We think the documents reveal something else entirely: Some Democrats oppose the Colombia trade deal because they sympathize more with FARC’s terrorists than with a U.S. antiterror ally.
Of course one man’s “antiterror ally” is another’s serial human rights abuser, as a glance at Amnesty International‘s most recent year-end report on Colombia will make abundantly clear. Meanwhile, the Massachusetts Sun-Chronicle (with a far smaller reach than the WSJ) offers some corrective reportage (online at the Colombia ex-pat blog PoorbutHappy):
McGovern clarifies contact with Colombia rebel group

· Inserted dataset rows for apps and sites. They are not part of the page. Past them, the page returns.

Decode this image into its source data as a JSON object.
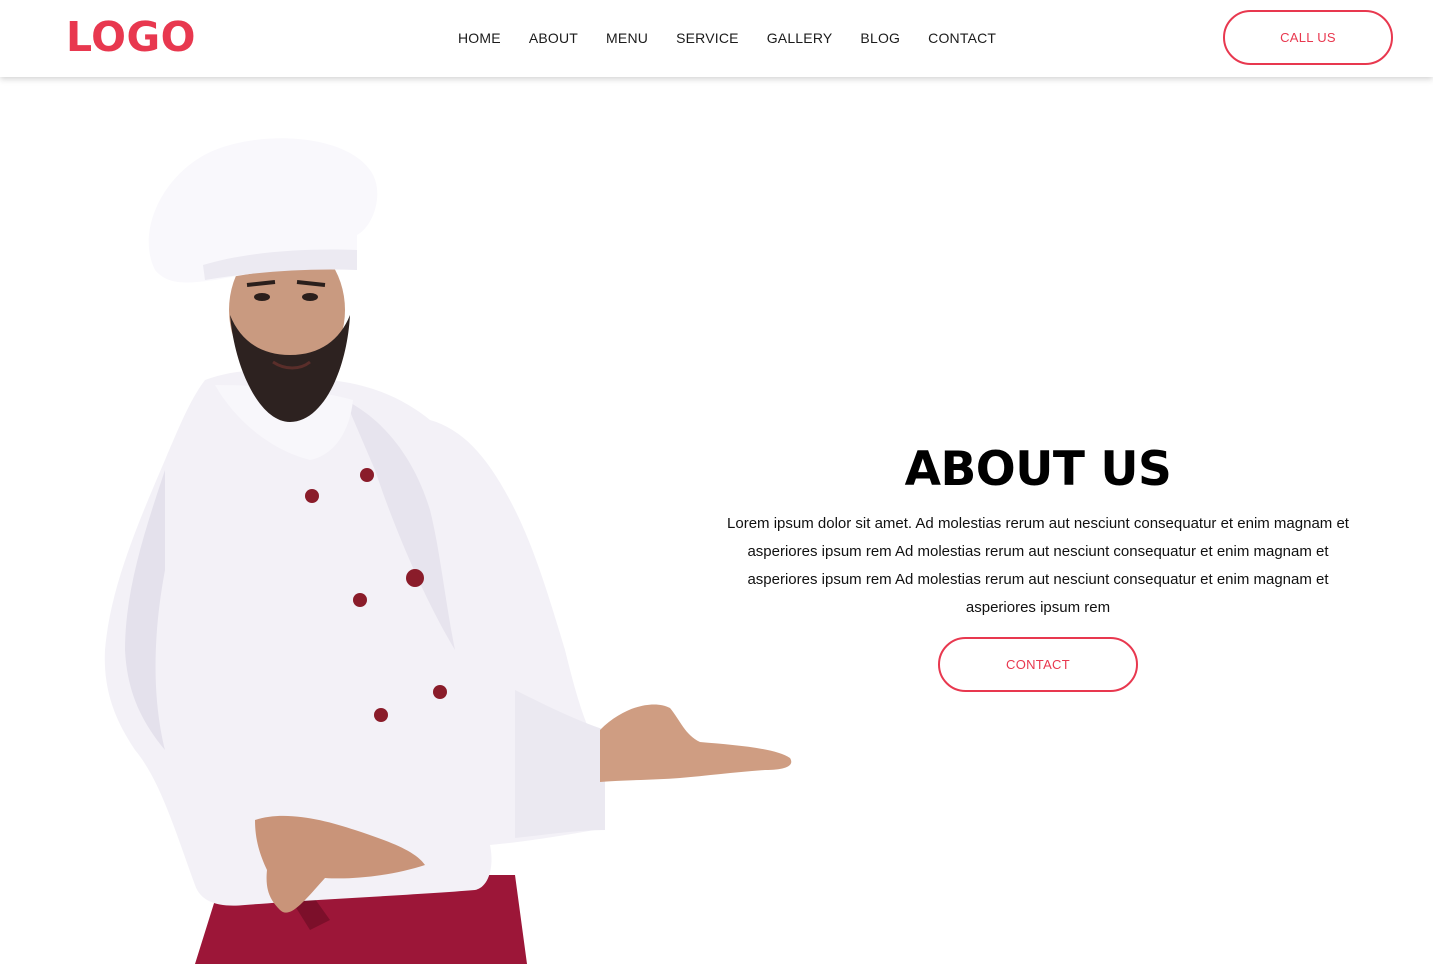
{
  "header": {
    "logo": "LOGO",
    "nav": [
      "HOME",
      "ABOUT",
      "MENU",
      "SERVICE",
      "GALLERY",
      "BLOG",
      "CONTACT"
    ],
    "call_label": "CALL US"
  },
  "about": {
    "title": "ABOUT US",
    "text": "Lorem ipsum dolor sit amet. Ad molestias rerum aut nesciunt consequatur et enim magnam et asperiores ipsum rem Ad molestias rerum aut nesciunt consequatur et enim magnam et asperiores ipsum rem Ad molestias rerum aut nesciunt consequatur et enim magnam et asperiores ipsum rem",
    "button_label": "CONTACT"
  },
  "colors": {
    "accent": "#e8384f",
    "apron": "#9c1638",
    "buttons": "#8a1c2a"
  },
  "image": {
    "subject": "chef-photo"
  }
}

U.S. Rep. James McGovern readily admits he has been in contact with a Colombian rebel group through third parties, but said his efforts have nothing to do with his opposition to a free trade agreement with the South American country.
The Wall Street Journal, in an editorial on Tuesday, criticized McGovern, linking his contacts with the group FARC – the Revolutionary Armed Forces of Colombia – with his attempts to defeat the trade agreement favored by President Bush and the Colombian government.
McGovern, D-Worcester, said he has been talking to people who can get in touch with FARC, including a representative of the Colombia government, in an effort to negotiate the release of hostages, which include Americans.
McGovern said his efforts and those of other congressmen are well known to the Bush administration and the Colombian government and neither has objected.
His involvement in the situation started last year when relatives of the hostages asked him to try to secure their freedom, he said.
McGovern said he offered to negotiate with FARC, but his offer was never accepted.
He said he has been able to help secure evidence that the hostages are still alive.
The congressman said his interest is in helping “dozens and dozens” of hostages who are held in “horrible conditions” in the jungles of Colombia. Some of the hostages have been held for up to 10 years, he said.
McGovern said he has no affinity for FARC, which Colombia and the United States considers a terrorist group, but recognizes the only way to free the hostages is to talk to FARC leaders.
“Trying to get their release in no way, shape or form means I think the FARC is a good force. They’re awful. Everybody hates the FARC,” he said.
In the editorial, The Wall Street Journal notes that McGovern’s name was found in the computer files of a FARC official killed by Colombian forces.
The paper also noted that McGovern is opposed to the free trade agreement for Colombia, and links his opposition to his contacts with a go-between with FARC, although the editorial offered no proof of a connection.
“We think the documents reveal something else entirely: Some Democrats oppose the Colombian trade deal because they sympathize more with FARC’s terrorists than with a U.S. antiterror ally,” the paper stated.
McGovern said the claim of a link is false.
He said he opposes the trade agreement because Colombian’s government is one of the most anti-union governments in the world.
Union activists and human rights advocates are routinely abused and threatened, he said.
He said his opposition to the deal dates back several years, long before he got involved in the hostage negotiations.
Besides, he said, the trade agreement is between the governments of the United States and Colombia and FARC has no say in the issue.
“The Wall Street Journal editorial page is not known for its accuracy or being reasonable and rational,” he said.
See our last post on Colombia and the FARC.